Record Store Day 2015 is upon us, taking place Saturday, April 18. The list of limited edition releases coming out exclusively on Record Store Day is up now (download the full list here). While there’s tons of great stuff to choose from (while supplies last, of course), here are 12 highlights to look for.
Neko Case – Fox Confessor Brings the Flood
Neko Case released her best album in 2006, a perfect distillation of her country-meets-indie-rock style, featuring the ethereal and confessional “Hold On, Hold On,” ’50s-style ballad “That Teenage Feeling” and Biblically inspired “John Saw That Number.” The long-out-of-print LP comes on red vinyl with a Record Store Day slipmat.
Johnny Cash – Koncert v Praze (In Prague Live)
By Brent James
Nestled inconspicuously on 12th Street in West Oakland in a neighborhood known as Prescott (or the “Lower Bottoms” to the longtime residents of the area) is a quaint little building that you will probably miss if you blink. A structure of brick and hardwood and matted red carpets that haven’t been touched since the 1960s, the building standing at 1658 12th Street is the Continental Club – a once a mighty Jazz and Blues supper joint that helped Oakland and the East Bay Area garner the reputation of being the “Motown of the West.” Along with Slim Jenkins’ Supper Club, Esther’s Orbit Room, and dozens of other nightclubs that sprawled along 7th Street, the stages in these rooms once hosted the likes of Jackie Wilson, Aretha Franklin, Lou Rawls, Etta James, Otis Redding, Marvin Gaye, Ike and Tina Turner, and even Jimi Hendrix. The list goes on and the stories are endless if you’re lucky enough to get some face time with the “old timers” of the area. In this neighborhood, people still say “good morning” and spend many a Summer night on their porches, so that’s pretty easy to do.
America's Next Top Model
Hello, everybody. Today is my second full day without Vicodin, and my first full week without my bottom two wisdom teeth. (The surgeon decided, after slicing my upper gums, that the teeth there could and should stay put, leading me to ask, what did he see in there that wasn't on the x-ray that changed his mind? Did my upper teeth have protection from the Insane Popes?)

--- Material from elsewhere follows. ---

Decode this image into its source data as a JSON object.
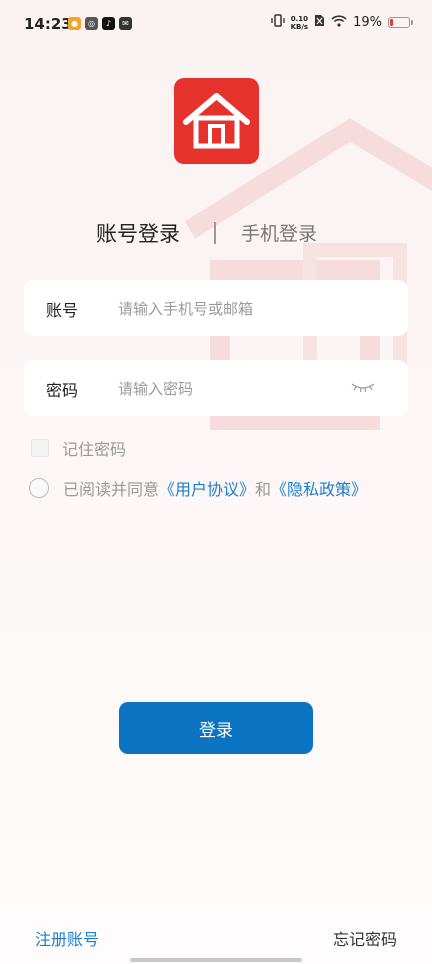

As my legions of readers know, I was excited to realize my life-long dream of being put under general anesthesia; I’m happy to report that I was not disappointed.
I was led into the operating room – a tiny, square space, entirely colored in the lightest shade of grey and almost exactly what I picture when I contemplate what Hell might look like, though without the constant re-looping of “Sittin’ on the Dock of the Bay” piped in, which I have decided will be the soundtrack to my eternal damnation.
I think I first heard Otis in high school when I became obsessed with the Monterey Pop Festival, Otis' first big splash onto the pop scene. I was overwhelmed by his voice and energy during his famous performance there, including and especially a song he cowrote called "I've Been Loving You Too Long." In fact, one of my very first purchases at Amoeba quite a few years ago, and long before I ever worked here was the Reprise release of Redding's Monterey Pop set with Hendrix' on the flip side. I had never been able to find it anywhere else.
Otis came from Georgia, and he wrote and recorded for Stax/Volt, the famous Southern label. Not many people in his day were writing their own songs. Otis would write many with the legendary Steve Cropper, including "(Sittin On) The Dock of the Bay." Additionally, the many songs that he chose to cover were infused with a sprit and fortitude that made them all his own. Otis' career gained momentum throughout the 60s due to his incessant touring and massive talent for entertaining and moving crowds. He released a string of essential albums, including Pain in My Heart, The Great Otis Redding Sings Soul Ballads, Otis Blue, The Soul Album, Complete & Unbelievable: The Otis Redding Dictionary of Soul and King & Queen.